This and the text of the three questions were the only writing in the book. The supposed-grimoire was two inches thick, had hundreds of pages and was enclosed in leather binding; and yet every page but the title page was blank.
The only reason that John bothered with all this was because of something else that was written on the title page. Not in the calligraphied original printing, but written in fountain pen in a modern cursive—
This book is the real McCoy! But I missed that third question. Maybe I should’ve answered as a homosexual?
John walked to the drugstore then, and bought a package of ten ballpoint pens. As soon as John returned home, he pulled out the paper tray for his inkjet printer, and removed a clean sheet of 20-pound, letter-sized paper.
John cut open the bag of pens, removed a pen, uncapped it, and began writing.
John put down the pen, capped it, and closed the supposed-grimoire. John put his left hand on the book, and picked up the paper with his right hand.
John read aloud:
Where on Earth do midwinter and midsummer have the same count of daytime hours?
John knew that midwinter used to mean the winter solstice; and that midsummer used to mean the summer solstice.
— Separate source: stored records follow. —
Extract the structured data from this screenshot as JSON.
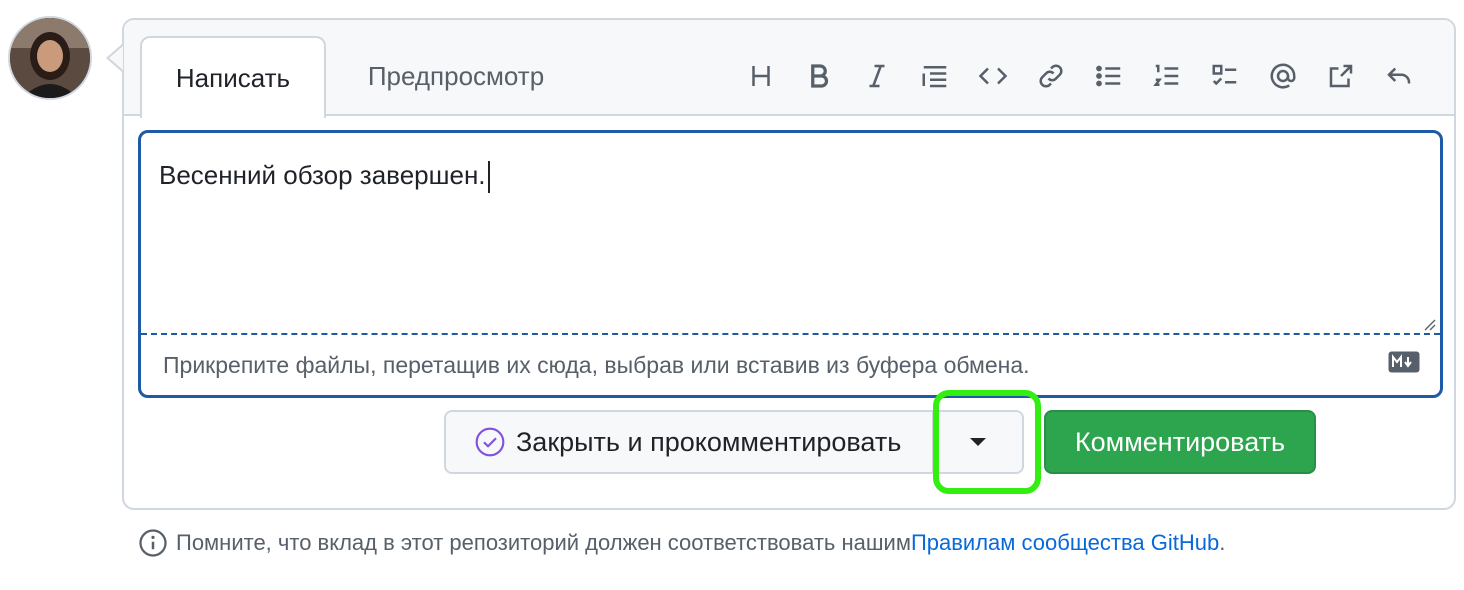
{
  "tabs": {
    "write": "Написать",
    "preview": "Предпросмотр"
  },
  "toolbar": [
    "heading-icon",
    "bold-icon",
    "italic-icon",
    "quote-icon",
    "code-icon",
    "link-icon",
    "bulleted-list-icon",
    "numbered-list-icon",
    "task-list-icon",
    "mention-icon",
    "cross-reference-icon",
    "reply-icon"
  ],
  "editor": {
    "text": "Весенний обзор завершен.",
    "attach_hint": "Прикрепите файлы, перетащив их сюда, выбрав или вставив из буфера обмена."
  },
  "actions": {
    "close_comment": "Закрыть и прокомментировать",
    "comment": "Комментировать"
  },
  "footer": {
    "text": "Помните, что вклад в этот репозиторий должен соответствовать нашим ",
    "link": "Правилам сообщества GitHub",
    "end": "."
  },
  "colors": {
    "accent": "#1f5aa6",
    "primary": "#2da44e",
    "highlight": "#33ee11",
    "link": "#0969da",
    "closed_icon": "#8250df"
  }
}
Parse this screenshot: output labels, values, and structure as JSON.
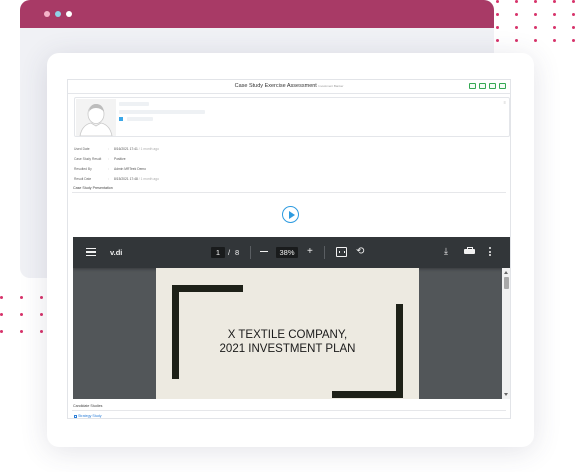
{
  "colors": {
    "accent": "#a83a66",
    "dot_accent": "#d7346b",
    "window_dot_1": "#f5b3c9",
    "window_dot_2": "#8fd3e8",
    "window_dot_3": "#ffffff",
    "play": "#2d9be0",
    "pdf_toolbar": "#323639",
    "pdf_page": "#edeae1"
  },
  "app": {
    "title": "Case Study Exercise Assessment",
    "subtitle": "Investment Banker",
    "header_tools": [
      "edit-icon",
      "pin-icon",
      "pencil-icon",
      "list-icon"
    ]
  },
  "profile": {
    "avatar_icon": "user-silhouette-icon",
    "indicator": "≡"
  },
  "details": [
    {
      "label": "Used Date",
      "value": "8/16/2021 17:41",
      "muted": "/ 1 month ago"
    },
    {
      "label": "Case Study Result",
      "value": "Positive",
      "muted": ""
    },
    {
      "label": "Resulted By",
      "value": "Admin MRTeek Demo",
      "muted": ""
    },
    {
      "label": "Result Date",
      "value": "8/15/2021 17:48",
      "muted": "/ 1 month ago"
    }
  ],
  "section_presentation": "Case Study Presentation",
  "section_candidate": "Candidate Studies",
  "candidate_link": "Strategy Study",
  "pdf": {
    "filename": "v.di",
    "current_page": "1",
    "separator": "/",
    "total_pages": "8",
    "zoom": "38%",
    "plus": "+",
    "rotate_glyph": "⟲",
    "download_glyph": "⤓",
    "heading_line1": "X TEXTILE COMPANY,",
    "heading_line2": "2021 INVESTMENT PLAN"
  }
}
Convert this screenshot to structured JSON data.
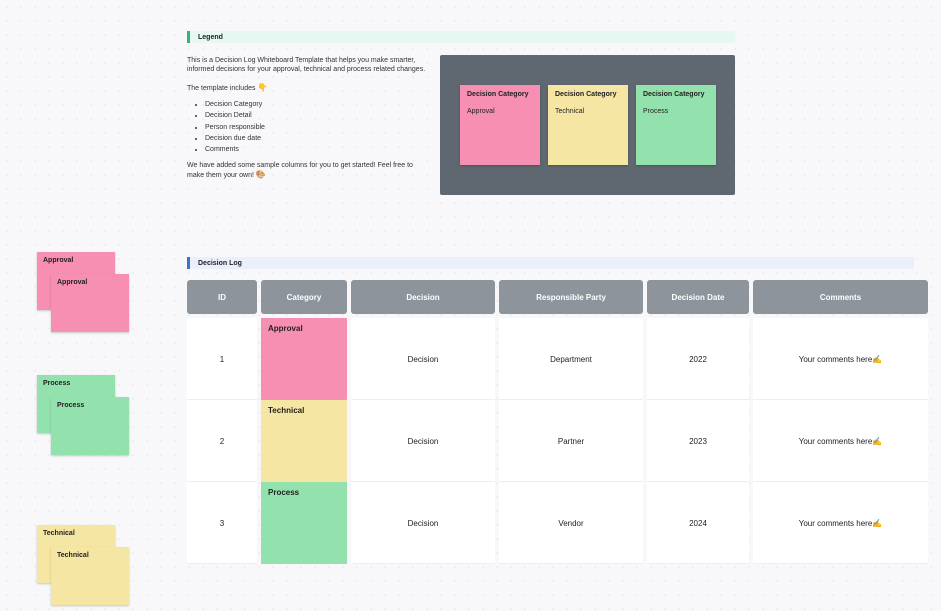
{
  "legend": {
    "title": "Legend",
    "intro": "This is a Decision Log Whiteboard Template that helps you make smarter, informed decisions for your approval, technical and process related changes.",
    "includes_label": "The template includes",
    "includes_emoji": "👇",
    "bullets": [
      "Decision Category",
      "Decision Detail",
      "Person responsible",
      "Decision due date",
      "Comments"
    ],
    "outro": "We have added some sample columns for you to get started! Feel free to make them your own!",
    "outro_emoji": "🎨",
    "notes": [
      {
        "title": "Decision Category",
        "subtitle": "Approval"
      },
      {
        "title": "Decision Category",
        "subtitle": "Technical"
      },
      {
        "title": "Decision Category",
        "subtitle": "Process"
      }
    ]
  },
  "log": {
    "title": "Decision Log",
    "headers": [
      "ID",
      "Category",
      "Decision",
      "Responsible Party",
      "Decision Date",
      "Comments"
    ],
    "rows": [
      {
        "id": "1",
        "category": "Approval",
        "decision": "Decision",
        "responsible": "Department",
        "date": "2022",
        "comments": "Your comments here",
        "emoji": "✍️"
      },
      {
        "id": "2",
        "category": "Technical",
        "decision": "Decision",
        "responsible": "Partner",
        "date": "2023",
        "comments": "Your comments here",
        "emoji": "✍️"
      },
      {
        "id": "3",
        "category": "Process",
        "decision": "Decision",
        "responsible": "Vendor",
        "date": "2024",
        "comments": "Your comments here",
        "emoji": "✍️"
      }
    ]
  },
  "stacks": [
    {
      "label": "Approval"
    },
    {
      "label": "Process"
    },
    {
      "label": "Technical"
    }
  ]
}
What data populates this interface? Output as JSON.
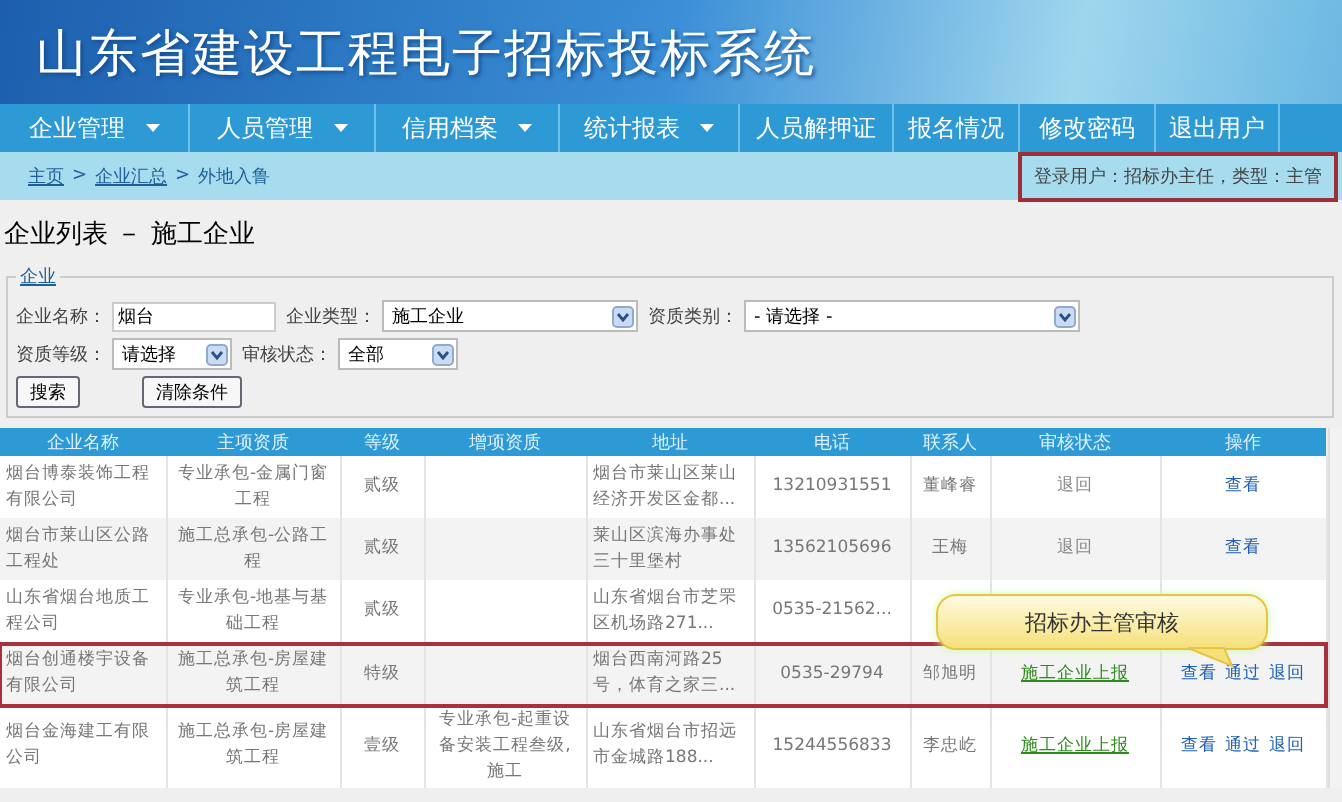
{
  "header": {
    "title": "山东省建设工程电子招标投标系统"
  },
  "nav": [
    {
      "label": "企业管理",
      "has_menu": true
    },
    {
      "label": "人员管理",
      "has_menu": true
    },
    {
      "label": "信用档案",
      "has_menu": true
    },
    {
      "label": "统计报表",
      "has_menu": true
    },
    {
      "label": "人员解押证",
      "has_menu": false
    },
    {
      "label": "报名情况",
      "has_menu": false
    },
    {
      "label": "修改密码",
      "has_menu": false
    },
    {
      "label": "退出用户",
      "has_menu": false
    }
  ],
  "breadcrumb": {
    "items": [
      "主页",
      "企业汇总",
      "外地入鲁"
    ],
    "separator": ">"
  },
  "login_info": {
    "text": "登录用户：招标办主任，类型：主管",
    "highlighted": true
  },
  "page_title": "企业列表 － 施工企业",
  "filter": {
    "legend": "企业",
    "fields": [
      {
        "label": "企业名称：",
        "kind": "text",
        "value": "烟台"
      },
      {
        "label": "企业类型：",
        "kind": "select",
        "value": "施工企业"
      },
      {
        "label": "资质类别：",
        "kind": "select",
        "value": "- 请选择 -"
      },
      {
        "label": "资质等级：",
        "kind": "select",
        "value": "请选择"
      },
      {
        "label": "审核状态：",
        "kind": "select",
        "value": "全部"
      }
    ],
    "buttons": [
      "搜索",
      "清除条件"
    ]
  },
  "table": {
    "columns": [
      "企业名称",
      "主项资质",
      "等级",
      "增项资质",
      "地址",
      "电话",
      "联系人",
      "审核状态",
      "操作"
    ],
    "rows": [
      {
        "name": "烟台博泰装饰工程有限公司",
        "main": "专业承包-金属门窗工程",
        "grade": "贰级",
        "address": "烟台市莱山区莱山经济开发区金都...",
        "phone": "13210931551",
        "contact": "董峰睿",
        "status": {
          "text": "退回",
          "kind": "returned"
        },
        "actions": [
          "查看"
        ],
        "highlighted": false
      },
      {
        "name": "烟台市莱山区公路工程处",
        "main": "施工总承包-公路工程",
        "grade": "贰级",
        "address": "莱山区滨海办事处三十里堡村",
        "phone": "13562105696",
        "contact": "王梅",
        "status": {
          "text": "退回",
          "kind": "returned"
        },
        "actions": [
          "查看"
        ],
        "highlighted": false
      },
      {
        "name": "山东省烟台地质工程公司",
        "main": "专业承包-地基与基础工程",
        "grade": "贰级",
        "address": "山东省烟台市芝罘区机场路271...",
        "phone": "0535-21562...",
        "highlighted": false
      },
      {
        "name": "烟台创通楼宇设备有限公司",
        "main": "施工总承包-房屋建筑工程",
        "grade": "特级",
        "address": "烟台西南河路25号，体育之家三...",
        "phone": "0535-29794",
        "contact": "邹旭明",
        "status": {
          "text": "施工企业上报",
          "kind": "reported"
        },
        "actions": [
          "查看",
          "通过",
          "退回"
        ],
        "highlighted": true
      },
      {
        "name": "烟台金海建工有限公司",
        "main": "施工总承包-房屋建筑工程",
        "grade": "壹级",
        "extra": "专业承包-起重设备安装工程叁级,施工",
        "address": "山东省烟台市招远市金城路188...",
        "phone": "15244556833",
        "contact": "李忠屹",
        "status": {
          "text": "施工企业上报",
          "kind": "reported"
        },
        "actions": [
          "查看",
          "通过",
          "退回"
        ],
        "highlighted": false
      }
    ]
  },
  "callout": {
    "text": "招标办主管审核"
  }
}
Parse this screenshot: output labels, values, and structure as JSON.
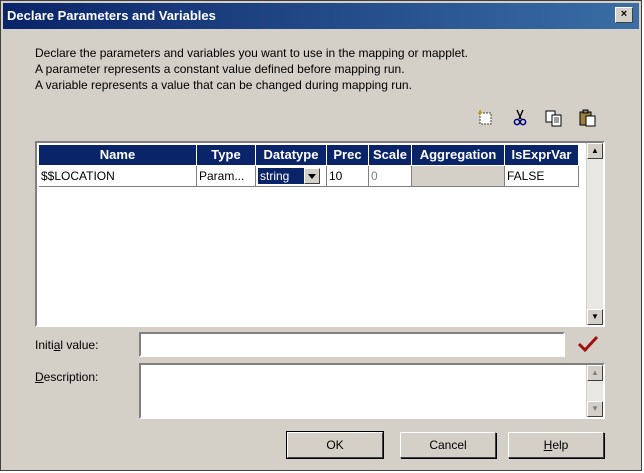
{
  "window": {
    "title": "Declare Parameters and Variables",
    "close_glyph": "×"
  },
  "intro": {
    "line1": "Declare the parameters and variables you want to use in the mapping or mapplet.",
    "line2": "A parameter represents a constant value defined before mapping run.",
    "line3": "A variable represents a value that can be changed during mapping run."
  },
  "toolbar": {
    "icons": [
      "new-icon",
      "cut-icon",
      "copy-icon",
      "paste-icon"
    ]
  },
  "grid": {
    "columns": [
      "Name",
      "Type",
      "Datatype",
      "Prec",
      "Scale",
      "Aggregation",
      "IsExprVar"
    ],
    "rows": [
      {
        "name": "$$LOCATION",
        "type": "Param...",
        "datatype": "string",
        "prec": "10",
        "scale": "0",
        "aggregation": "",
        "isexprvar": "FALSE"
      }
    ]
  },
  "initial_value": {
    "label_prefix": "Initi",
    "label_key": "a",
    "label_suffix": "l value:",
    "value": ""
  },
  "description": {
    "label_key": "D",
    "label_suffix": "escription:",
    "value": ""
  },
  "buttons": {
    "ok": "OK",
    "cancel": "Cancel",
    "help_key": "H",
    "help_suffix": "elp"
  },
  "colors": {
    "title_bar": "#0a246a",
    "header": "#0a246a",
    "checkmark": "#a01010"
  }
}
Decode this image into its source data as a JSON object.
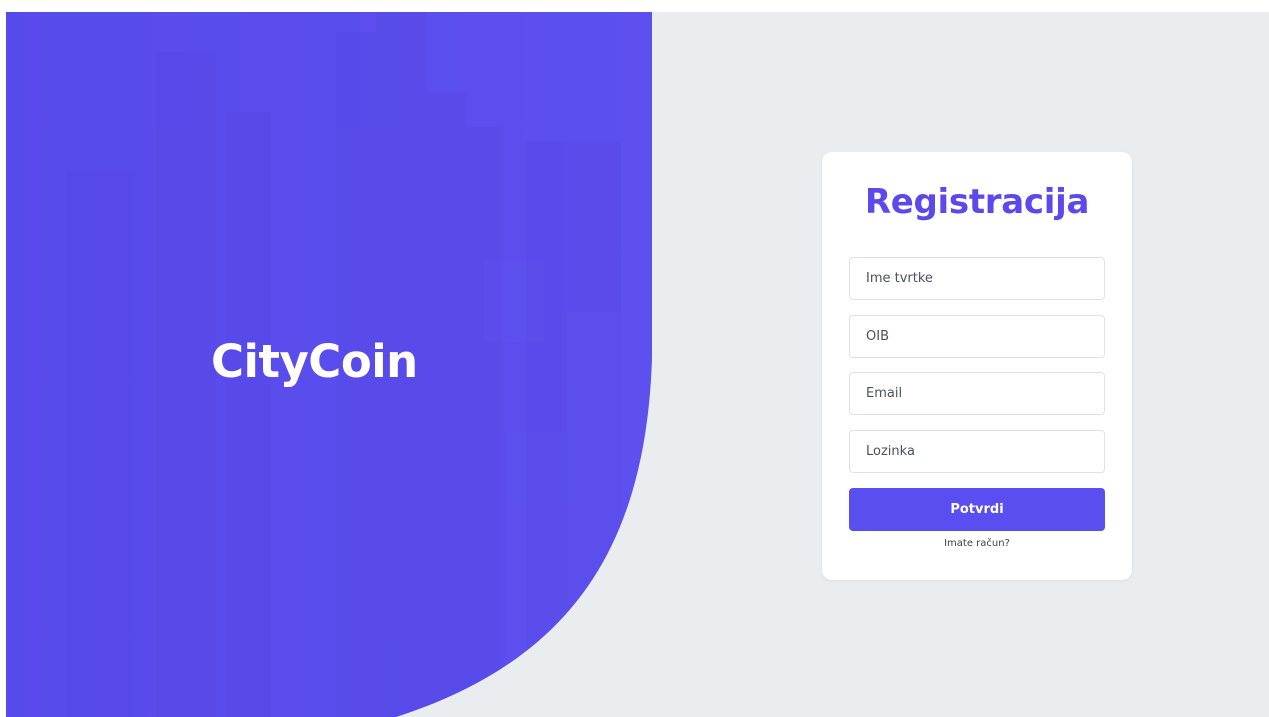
{
  "brand": {
    "name": "CityCoin"
  },
  "register_form": {
    "title": "Registracija",
    "fields": [
      {
        "placeholder": "Ime tvrtke",
        "value": ""
      },
      {
        "placeholder": "OIB",
        "value": ""
      },
      {
        "placeholder": "Email",
        "value": ""
      },
      {
        "placeholder": "Lozinka",
        "value": ""
      }
    ],
    "submit_label": "Potvrdi",
    "login_link": "Imate račun?"
  },
  "colors": {
    "accent": "#5b4ef0",
    "title": "#5b49ec",
    "hero_overlay": "#5a4ced",
    "page_background": "#e9edf0",
    "card_background": "#ffffff"
  },
  "hero_image": {
    "description_icon": "city-skyline-image"
  }
}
There was only one place on Earth where the longest day of the year was the same as the shortest day of the year: twelve hours out of twenty-four.
John spoke up and said, “Anywhere on the equator.”
John heard a church bell ring inside the room. Meanwhile, the book trembled under John’s left hand for three seconds, then the book became still again.
What number doth come next? One, two, ten, eleven, twelve, twenty, twenty-one, twenty-two, and then?
John saw the trick. The book-writer was counting in base 3—1, 2, 10, 11, 12, 20, 21, 22—but was calling the numbers by their base-10 names. After 22 in base 3 (which is 8 in base 10) comes 100 in base 3 (a.k.a. 9 in base 10).
John said aloud, “One hundred.”
The book again vibrated under John’s left hand for several heartbeats; but now John also heard a three-note blast from a hunting horn.
Next came the question that had tripped up the other would‑be wizard. John took a deep breath.
Wouldst thou lie with the comeliest wench or youth in England, or wouldst thou own a barrel fillt with Spanish doubloons?
John thought he saw another trick. The previous reader probably thought that he was being asked,Which would you like: Sex with a hot babe, sex with a studly hunk, or lots and lots of gold coins? But it didn’t matter which way the other guy answered, because all three answers were wrong.
For all the convolutions in the sentence, it looked to John like that sentence was a simple yes-or-no question.
So when John spoke again, he said only “Yes.”
Now John heard an extended three-trumpet fanfare, and the book under his hand glowed for five seconds like a fluorescent light.
When the white glow faded, John opened the book.
John saw writing on every page.
Except for the last four pages; these were still blank.
Buy Ye Olde Book Of Magic now! You know you want to!